The only differences between generics and their brand-name counterparts is that generics are less expensive and may look slightly different (eg. different shape or color), as trademarks laws prevent a generic from looking exactly like the brand-name drug.
Generics are less expensive because generic manufacturers don't have to invest large sums of money to develop a drug. When the brand-name patent expires, generic companies can manufacture a copy of the brand-name and sell it at a substantial discount.
UCERIS tablets are a prescription corticosteroid medicine used to help get active, mild to moderate UC under control (induce remission) and may help relieve the symptoms of UC. It is not known if UCERIS tablets are safe and effective in children.
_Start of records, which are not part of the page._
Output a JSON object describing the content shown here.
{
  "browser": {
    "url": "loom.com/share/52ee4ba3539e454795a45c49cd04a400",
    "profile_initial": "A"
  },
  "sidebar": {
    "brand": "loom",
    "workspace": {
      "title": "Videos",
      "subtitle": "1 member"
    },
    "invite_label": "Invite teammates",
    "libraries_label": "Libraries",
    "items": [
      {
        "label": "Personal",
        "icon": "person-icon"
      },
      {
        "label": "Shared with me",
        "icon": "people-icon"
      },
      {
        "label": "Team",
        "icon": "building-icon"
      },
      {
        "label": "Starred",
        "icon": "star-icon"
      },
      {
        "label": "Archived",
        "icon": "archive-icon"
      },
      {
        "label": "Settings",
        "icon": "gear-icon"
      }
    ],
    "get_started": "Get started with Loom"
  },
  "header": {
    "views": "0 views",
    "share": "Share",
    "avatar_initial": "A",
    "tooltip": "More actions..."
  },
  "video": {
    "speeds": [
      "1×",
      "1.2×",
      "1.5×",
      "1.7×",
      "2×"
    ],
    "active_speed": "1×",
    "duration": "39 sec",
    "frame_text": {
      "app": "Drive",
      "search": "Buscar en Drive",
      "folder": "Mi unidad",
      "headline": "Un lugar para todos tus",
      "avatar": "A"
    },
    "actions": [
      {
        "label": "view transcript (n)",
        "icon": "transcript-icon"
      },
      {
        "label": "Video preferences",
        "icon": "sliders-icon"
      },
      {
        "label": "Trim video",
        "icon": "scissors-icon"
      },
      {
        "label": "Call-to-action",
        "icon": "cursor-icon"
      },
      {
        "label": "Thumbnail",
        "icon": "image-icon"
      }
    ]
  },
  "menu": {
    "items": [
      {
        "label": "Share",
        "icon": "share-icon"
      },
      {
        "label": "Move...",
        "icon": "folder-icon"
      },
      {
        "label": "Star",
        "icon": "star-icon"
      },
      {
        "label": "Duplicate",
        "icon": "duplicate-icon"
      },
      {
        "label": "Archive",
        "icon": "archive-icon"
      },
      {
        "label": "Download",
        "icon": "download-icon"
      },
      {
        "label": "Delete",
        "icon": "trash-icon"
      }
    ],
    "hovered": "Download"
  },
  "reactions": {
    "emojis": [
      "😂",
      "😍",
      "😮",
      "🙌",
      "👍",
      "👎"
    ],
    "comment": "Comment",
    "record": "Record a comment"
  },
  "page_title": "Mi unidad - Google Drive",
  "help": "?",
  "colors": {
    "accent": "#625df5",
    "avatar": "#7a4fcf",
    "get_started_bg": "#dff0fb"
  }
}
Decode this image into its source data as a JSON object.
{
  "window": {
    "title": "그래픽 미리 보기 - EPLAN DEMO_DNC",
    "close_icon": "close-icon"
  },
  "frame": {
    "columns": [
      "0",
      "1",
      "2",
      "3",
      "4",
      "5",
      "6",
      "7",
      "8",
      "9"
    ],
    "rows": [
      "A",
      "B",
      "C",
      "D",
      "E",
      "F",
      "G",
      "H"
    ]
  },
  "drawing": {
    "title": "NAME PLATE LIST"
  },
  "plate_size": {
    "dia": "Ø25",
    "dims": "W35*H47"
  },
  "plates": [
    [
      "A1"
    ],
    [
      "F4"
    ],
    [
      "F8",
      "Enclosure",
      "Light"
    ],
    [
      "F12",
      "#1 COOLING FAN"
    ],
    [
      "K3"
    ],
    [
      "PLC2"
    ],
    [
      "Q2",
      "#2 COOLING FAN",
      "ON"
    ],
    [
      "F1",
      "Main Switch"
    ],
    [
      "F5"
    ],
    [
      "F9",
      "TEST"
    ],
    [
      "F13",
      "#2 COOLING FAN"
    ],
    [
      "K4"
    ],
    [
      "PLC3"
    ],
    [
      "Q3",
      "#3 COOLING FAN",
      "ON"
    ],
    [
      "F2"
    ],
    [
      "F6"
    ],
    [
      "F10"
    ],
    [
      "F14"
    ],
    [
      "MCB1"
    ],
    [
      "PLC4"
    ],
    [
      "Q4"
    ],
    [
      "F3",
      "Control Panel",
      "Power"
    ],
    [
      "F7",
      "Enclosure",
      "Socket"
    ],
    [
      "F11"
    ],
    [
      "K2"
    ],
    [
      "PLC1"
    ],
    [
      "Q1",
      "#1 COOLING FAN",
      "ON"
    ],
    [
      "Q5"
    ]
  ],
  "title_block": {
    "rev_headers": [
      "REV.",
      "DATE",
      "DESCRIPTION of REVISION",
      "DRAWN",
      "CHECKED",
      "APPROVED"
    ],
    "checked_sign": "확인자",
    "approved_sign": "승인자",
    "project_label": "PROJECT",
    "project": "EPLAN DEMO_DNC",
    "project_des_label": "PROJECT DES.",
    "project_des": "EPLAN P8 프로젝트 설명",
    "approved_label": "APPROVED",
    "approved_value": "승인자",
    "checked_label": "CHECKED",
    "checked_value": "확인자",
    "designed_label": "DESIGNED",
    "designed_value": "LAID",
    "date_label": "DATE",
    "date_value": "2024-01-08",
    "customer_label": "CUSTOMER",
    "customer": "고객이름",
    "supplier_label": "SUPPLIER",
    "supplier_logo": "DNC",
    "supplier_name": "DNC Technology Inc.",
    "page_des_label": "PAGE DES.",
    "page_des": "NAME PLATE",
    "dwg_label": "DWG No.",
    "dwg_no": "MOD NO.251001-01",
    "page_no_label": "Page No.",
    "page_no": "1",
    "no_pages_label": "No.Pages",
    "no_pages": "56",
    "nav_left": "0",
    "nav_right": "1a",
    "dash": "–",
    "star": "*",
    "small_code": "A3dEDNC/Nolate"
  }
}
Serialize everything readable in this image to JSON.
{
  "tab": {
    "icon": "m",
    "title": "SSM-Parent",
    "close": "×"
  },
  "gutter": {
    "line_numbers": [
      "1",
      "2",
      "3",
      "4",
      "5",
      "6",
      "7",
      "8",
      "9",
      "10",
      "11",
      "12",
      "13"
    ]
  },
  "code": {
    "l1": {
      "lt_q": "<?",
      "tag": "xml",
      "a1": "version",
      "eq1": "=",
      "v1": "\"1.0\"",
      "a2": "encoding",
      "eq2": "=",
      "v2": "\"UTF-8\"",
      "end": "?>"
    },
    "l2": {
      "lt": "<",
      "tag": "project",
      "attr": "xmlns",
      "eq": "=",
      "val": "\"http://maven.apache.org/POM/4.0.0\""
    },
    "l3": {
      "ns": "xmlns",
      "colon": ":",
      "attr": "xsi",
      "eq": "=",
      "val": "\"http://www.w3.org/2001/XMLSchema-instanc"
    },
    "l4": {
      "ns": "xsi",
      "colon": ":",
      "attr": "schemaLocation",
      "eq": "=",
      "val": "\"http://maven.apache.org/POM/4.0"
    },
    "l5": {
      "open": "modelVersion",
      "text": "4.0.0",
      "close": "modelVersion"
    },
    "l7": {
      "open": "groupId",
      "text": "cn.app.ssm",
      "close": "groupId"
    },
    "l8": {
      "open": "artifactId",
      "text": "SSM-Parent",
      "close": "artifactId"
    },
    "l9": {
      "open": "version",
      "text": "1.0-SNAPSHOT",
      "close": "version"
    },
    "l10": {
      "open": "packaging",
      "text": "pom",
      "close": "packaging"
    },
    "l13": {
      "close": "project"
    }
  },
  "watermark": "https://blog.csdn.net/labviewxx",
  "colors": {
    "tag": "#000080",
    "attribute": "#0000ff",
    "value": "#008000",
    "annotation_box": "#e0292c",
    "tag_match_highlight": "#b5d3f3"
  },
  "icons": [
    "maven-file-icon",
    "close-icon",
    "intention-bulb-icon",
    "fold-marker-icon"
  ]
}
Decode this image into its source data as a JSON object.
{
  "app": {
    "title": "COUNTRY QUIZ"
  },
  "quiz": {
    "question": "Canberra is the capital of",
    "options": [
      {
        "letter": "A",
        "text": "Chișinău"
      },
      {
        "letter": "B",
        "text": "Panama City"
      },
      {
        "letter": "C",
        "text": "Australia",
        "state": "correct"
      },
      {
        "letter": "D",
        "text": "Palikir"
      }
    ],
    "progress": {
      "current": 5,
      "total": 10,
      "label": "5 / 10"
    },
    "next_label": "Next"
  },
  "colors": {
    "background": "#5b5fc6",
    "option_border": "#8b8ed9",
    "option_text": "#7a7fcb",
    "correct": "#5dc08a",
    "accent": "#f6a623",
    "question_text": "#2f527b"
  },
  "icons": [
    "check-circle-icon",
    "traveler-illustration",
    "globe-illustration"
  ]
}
IMPORTANT SAFETY INFORMATION—UCERIS extended release tablets UCERIS extended release tablets are not for everyone. Do not take UCERIS tablets if you are allergic to budesonide or any of the ingredients in UCERIS tablets Before you take UCERIS tablets, tell your healthcare provider if you have liver problems; are planning to have surgery; have chickenpox or measles or have recently been near anyone with chickenpox or measles; have an infection; have or had a family history of diabetes, cataracts, or glaucoma; have or had tuberculosis; have high blood pressure (hypertension); have decreased bone mineral density (osteoporosis); have stomach ulcers; or have any other medical condition Before you take UCERIS tablets, tell your healthcare provider if you are pregnant or plan to become pregnant. It is not known if UCERIS tablets will harm your unborn baby Tell your healthcare provider if you are breastfeeding or plan to breastfeed. UCERIS tablets can pass into your breast milk and may harm your baby. You and your healthcare provider should decide if you will take UCERIS tablets or breastfeed. You should not do both Tell your healthcare provider about all the medicines you take, including prescription and over-the-counter vitamins and herbal supplements. UCERIS tablets and other medicines may affect each other and cause side effects Do not eat grapefruit or drink grapefruit juice while taking UCERIS tablets. Eating grapefruit or drinking grapefruit juice can increase the level of this medicine in your blood UCERIS is a steroid. Long-time use of UCERIS tablets can cause you to have too much glucocorticosteroid medicine in your blood (hypercorticism). Tell your healthcare provider if you have any of the following signs and symptoms of hypercorticism: acne; bruise easily; rounding of your face (moon face); ankle swelling; thicker or more hair on your body and face; a fatty pad or hump between your shoulders (buffalo hump); or pink or purple stretch marks on the skin of your abdomen, thighs, breasts, and arms When UCERIS tablets are taken for a long period of time, the adrenal glands do not make enough steroid hormones. Tell your healthcare provider if you are under stress, have a persistent fever, or have any of the following symptoms: tiredness, weakness, nausea, vomiting, and/or low blood pressure UCERIS tablets may weaken your immune system. Taking medicines that weaken your immune system makes you more likely to get infections. Avoid contact with people who have contagious diseases such as chickenpox or measles while taking UCERIS tablets If you take certain other steroid medicines to treat allergies, switching to UCERIS tablets may cause your allergies to come back. These allergies may include eczema (a skin disease) or rhinitis (inflammation inside your nose). Tell your healthcare provider if any of your allergies become worse while taking UCERIS tablets In clinical studies, the most common side effects of UCERIS tablets were headache, nausea, decreased blood cortisol (a hormone made by the adrenal glands), stomach-area pain, tiredness, stomach or intestinal gas, bloating, acne, urinary tract infection, joint pain, and constipation